[Items from a dataset]
★ ★ ★ ★ ★
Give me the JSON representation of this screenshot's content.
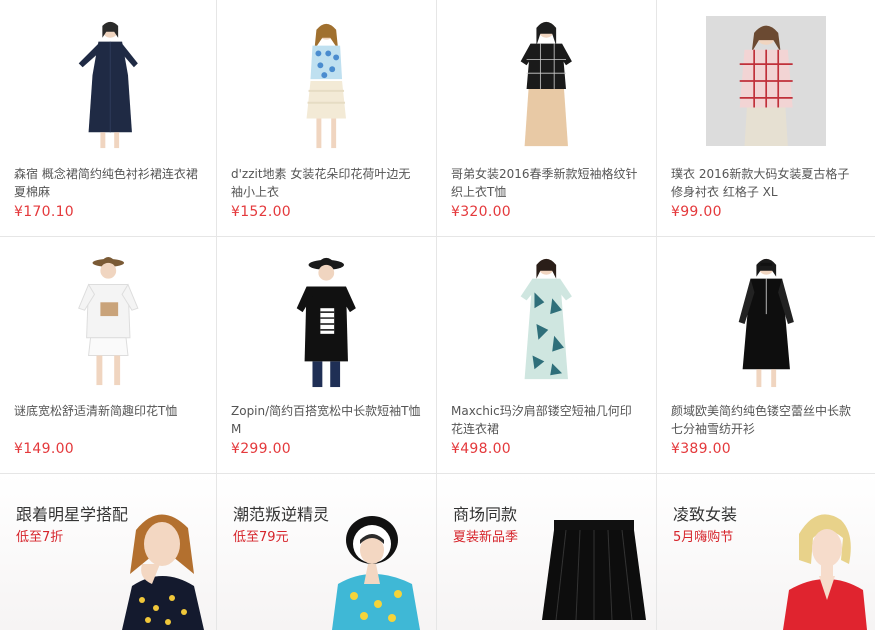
{
  "products": [
    {
      "name": "森宿 概念裙简约纯色衬衫裙连衣裙夏棉麻",
      "price": "¥170.10",
      "image": "model-navy-shirt-dress"
    },
    {
      "name": "d'zzit地素 女装花朵印花荷叶边无袖小上衣",
      "price": "¥152.00",
      "image": "model-floral-sleeveless-top"
    },
    {
      "name": "哥弟女装2016春季新款短袖格纹针织上衣T恤",
      "price": "¥320.00",
      "image": "model-black-check-knit-top"
    },
    {
      "name": "璞衣 2016新款大码女装夏古格子修身衬衣 红格子 XL",
      "price": "¥99.00",
      "image": "model-red-plaid-shirt"
    },
    {
      "name": "谜底宽松舒适清新简趣印花T恤",
      "price": "¥149.00",
      "image": "model-white-print-tee"
    },
    {
      "name": "Zopin/简约百搭宽松中长款短袖T恤M",
      "price": "¥299.00",
      "image": "model-black-print-tee"
    },
    {
      "name": "Maxchic玛汐肩部镂空短袖几何印花连衣裙",
      "price": "¥498.00",
      "image": "model-geometric-print-dress"
    },
    {
      "name": "颜域欧美简约纯色镂空蕾丝中长款七分袖雪纺开衫",
      "price": "¥389.00",
      "image": "model-black-chiffon-cardigan"
    }
  ],
  "promos": [
    {
      "title": "跟着明星学搭配",
      "subtitle": "低至7折",
      "image": "model-polka-dot-top"
    },
    {
      "title": "潮范叛逆精灵",
      "subtitle": "低至79元",
      "image": "model-hat-colorful-shirt"
    },
    {
      "title": "商场同款",
      "subtitle": "夏装新品季",
      "image": "black-pleated-skirt"
    },
    {
      "title": "凌致女装",
      "subtitle": "5月嗨购节",
      "image": "model-red-blouse"
    }
  ],
  "colors": {
    "price": "#e4393c",
    "promo_subtitle": "#d6242b",
    "border": "#e6e6e6"
  }
}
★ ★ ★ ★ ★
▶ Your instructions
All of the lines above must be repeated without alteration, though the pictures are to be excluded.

▶ Answer space
Give me the JSON representation of this screenshot's content.
{
  "products": [
    {
      "name": "森宿 概念裙简约纯色衬衫裙连衣裙夏棉麻",
      "price": "¥170.10",
      "image": "model-navy-shirt-dress"
    },
    {
      "name": "d'zzit地素 女装花朵印花荷叶边无袖小上衣",
      "price": "¥152.00",
      "image": "model-floral-sleeveless-top"
    },
    {
      "name": "哥弟女装2016春季新款短袖格纹针织上衣T恤",
      "price": "¥320.00",
      "image": "model-black-check-knit-top"
    },
    {
      "name": "璞衣 2016新款大码女装夏古格子修身衬衣 红格子 XL",
      "price": "¥99.00",
      "image": "model-red-plaid-shirt"
    },
    {
      "name": "谜底宽松舒适清新简趣印花T恤",
      "price": "¥149.00",
      "image": "model-white-print-tee"
    },
    {
      "name": "Zopin/简约百搭宽松中长款短袖T恤M",
      "price": "¥299.00",
      "image": "model-black-print-tee"
    },
    {
      "name": "Maxchic玛汐肩部镂空短袖几何印花连衣裙",
      "price": "¥498.00",
      "image": "model-geometric-print-dress"
    },
    {
      "name": "颜域欧美简约纯色镂空蕾丝中长款七分袖雪纺开衫",
      "price": "¥389.00",
      "image": "model-black-chiffon-cardigan"
    }
  ],
  "promos": [
    {
      "title": "跟着明星学搭配",
      "subtitle": "低至7折",
      "image": "model-polka-dot-top"
    },
    {
      "title": "潮范叛逆精灵",
      "subtitle": "低至79元",
      "image": "model-hat-colorful-shirt"
    },
    {
      "title": "商场同款",
      "subtitle": "夏装新品季",
      "image": "black-pleated-skirt"
    },
    {
      "title": "凌致女装",
      "subtitle": "5月嗨购节",
      "image": "model-red-blouse"
    }
  ],
  "colors": {
    "price": "#e4393c",
    "promo_subtitle": "#d6242b",
    "border": "#e6e6e6"
  }
}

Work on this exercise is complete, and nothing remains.